** Opening SOURCE DATA block **
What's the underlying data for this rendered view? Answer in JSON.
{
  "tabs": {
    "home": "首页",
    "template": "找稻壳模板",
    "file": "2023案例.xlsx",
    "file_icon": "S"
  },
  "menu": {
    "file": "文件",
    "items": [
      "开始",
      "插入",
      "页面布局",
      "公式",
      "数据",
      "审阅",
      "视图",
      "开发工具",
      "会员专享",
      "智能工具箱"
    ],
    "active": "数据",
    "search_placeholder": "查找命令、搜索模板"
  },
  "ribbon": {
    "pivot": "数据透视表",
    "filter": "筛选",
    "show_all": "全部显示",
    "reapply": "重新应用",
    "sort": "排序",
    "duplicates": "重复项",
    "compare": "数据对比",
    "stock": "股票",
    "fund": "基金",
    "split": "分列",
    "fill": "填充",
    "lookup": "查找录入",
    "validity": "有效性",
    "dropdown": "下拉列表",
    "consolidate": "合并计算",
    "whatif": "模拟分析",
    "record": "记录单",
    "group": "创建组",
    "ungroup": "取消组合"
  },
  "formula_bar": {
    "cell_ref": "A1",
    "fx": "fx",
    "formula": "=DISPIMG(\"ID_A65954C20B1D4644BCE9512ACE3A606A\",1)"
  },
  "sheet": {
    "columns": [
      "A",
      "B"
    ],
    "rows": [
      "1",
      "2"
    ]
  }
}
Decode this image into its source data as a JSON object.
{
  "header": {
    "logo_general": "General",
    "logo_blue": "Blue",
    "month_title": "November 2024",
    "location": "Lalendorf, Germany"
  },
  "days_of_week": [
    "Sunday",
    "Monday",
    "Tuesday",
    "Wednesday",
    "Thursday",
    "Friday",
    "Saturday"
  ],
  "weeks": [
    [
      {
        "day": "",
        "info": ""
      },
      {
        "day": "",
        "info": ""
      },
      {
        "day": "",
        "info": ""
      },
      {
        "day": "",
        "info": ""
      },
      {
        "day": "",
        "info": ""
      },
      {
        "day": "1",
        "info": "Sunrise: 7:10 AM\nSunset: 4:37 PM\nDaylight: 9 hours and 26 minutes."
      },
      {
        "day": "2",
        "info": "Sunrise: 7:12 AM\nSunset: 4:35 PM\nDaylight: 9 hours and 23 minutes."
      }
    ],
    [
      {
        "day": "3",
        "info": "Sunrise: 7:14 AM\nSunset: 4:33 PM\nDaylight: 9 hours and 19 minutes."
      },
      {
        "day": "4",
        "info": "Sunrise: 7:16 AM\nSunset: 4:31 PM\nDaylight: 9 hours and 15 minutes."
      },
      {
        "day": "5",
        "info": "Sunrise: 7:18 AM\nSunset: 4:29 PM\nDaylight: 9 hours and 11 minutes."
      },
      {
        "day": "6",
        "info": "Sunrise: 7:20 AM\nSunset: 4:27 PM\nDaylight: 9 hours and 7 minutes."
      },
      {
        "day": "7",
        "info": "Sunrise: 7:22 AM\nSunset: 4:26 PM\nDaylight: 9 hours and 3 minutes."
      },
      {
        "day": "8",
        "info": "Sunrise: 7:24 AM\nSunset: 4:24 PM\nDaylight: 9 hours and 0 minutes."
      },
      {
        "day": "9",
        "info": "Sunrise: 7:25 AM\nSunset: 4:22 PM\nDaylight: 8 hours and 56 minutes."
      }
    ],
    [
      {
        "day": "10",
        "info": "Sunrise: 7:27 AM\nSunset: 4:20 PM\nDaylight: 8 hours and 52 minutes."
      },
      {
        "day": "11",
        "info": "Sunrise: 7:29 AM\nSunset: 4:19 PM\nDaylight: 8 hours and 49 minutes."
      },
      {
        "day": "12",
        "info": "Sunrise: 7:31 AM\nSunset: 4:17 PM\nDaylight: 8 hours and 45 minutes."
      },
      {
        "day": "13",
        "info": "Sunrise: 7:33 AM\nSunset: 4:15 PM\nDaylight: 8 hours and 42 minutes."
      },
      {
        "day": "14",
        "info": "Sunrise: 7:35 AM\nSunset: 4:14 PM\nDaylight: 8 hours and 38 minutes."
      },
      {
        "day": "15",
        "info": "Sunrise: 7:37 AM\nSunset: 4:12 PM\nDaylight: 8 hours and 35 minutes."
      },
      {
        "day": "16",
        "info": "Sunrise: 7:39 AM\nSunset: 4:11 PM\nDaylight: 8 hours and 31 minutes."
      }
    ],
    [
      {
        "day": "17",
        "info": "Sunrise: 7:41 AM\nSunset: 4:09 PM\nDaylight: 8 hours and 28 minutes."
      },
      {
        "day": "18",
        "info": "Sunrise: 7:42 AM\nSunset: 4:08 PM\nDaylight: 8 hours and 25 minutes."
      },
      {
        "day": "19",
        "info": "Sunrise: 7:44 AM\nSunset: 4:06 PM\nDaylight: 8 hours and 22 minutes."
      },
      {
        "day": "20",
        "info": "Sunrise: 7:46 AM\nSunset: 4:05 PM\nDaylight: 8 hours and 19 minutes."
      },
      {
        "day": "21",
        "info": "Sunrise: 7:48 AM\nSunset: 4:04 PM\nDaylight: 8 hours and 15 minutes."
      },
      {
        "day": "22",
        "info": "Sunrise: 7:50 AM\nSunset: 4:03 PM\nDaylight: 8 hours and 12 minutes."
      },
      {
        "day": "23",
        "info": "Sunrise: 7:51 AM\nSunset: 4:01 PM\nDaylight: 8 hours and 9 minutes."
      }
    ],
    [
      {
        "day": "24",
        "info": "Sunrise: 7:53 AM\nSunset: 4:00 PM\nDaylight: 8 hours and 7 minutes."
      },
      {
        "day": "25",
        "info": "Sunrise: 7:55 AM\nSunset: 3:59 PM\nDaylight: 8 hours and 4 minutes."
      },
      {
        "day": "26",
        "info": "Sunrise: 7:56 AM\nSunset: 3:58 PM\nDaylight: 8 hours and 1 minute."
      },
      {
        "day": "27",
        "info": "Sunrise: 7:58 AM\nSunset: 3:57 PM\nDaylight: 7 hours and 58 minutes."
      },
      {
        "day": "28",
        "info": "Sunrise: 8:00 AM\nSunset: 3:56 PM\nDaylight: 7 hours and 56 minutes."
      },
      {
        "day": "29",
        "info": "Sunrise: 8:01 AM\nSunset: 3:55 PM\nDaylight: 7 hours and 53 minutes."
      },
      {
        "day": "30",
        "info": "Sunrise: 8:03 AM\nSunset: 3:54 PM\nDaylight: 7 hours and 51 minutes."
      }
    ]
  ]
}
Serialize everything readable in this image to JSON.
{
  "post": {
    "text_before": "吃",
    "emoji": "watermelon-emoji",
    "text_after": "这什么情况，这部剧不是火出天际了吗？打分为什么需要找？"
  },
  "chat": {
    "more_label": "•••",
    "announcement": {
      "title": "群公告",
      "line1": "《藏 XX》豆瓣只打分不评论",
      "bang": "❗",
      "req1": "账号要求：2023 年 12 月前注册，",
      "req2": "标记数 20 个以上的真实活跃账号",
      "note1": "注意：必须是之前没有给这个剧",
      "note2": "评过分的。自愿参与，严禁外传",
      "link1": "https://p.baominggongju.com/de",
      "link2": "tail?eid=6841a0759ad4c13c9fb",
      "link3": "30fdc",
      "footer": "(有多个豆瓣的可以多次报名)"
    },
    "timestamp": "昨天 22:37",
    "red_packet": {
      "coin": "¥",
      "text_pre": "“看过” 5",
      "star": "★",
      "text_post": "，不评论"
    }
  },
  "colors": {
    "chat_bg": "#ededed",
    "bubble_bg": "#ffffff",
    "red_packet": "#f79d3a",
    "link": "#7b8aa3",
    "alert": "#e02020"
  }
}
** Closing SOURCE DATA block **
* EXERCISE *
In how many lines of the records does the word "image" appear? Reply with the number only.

* ANSWER BOX *
2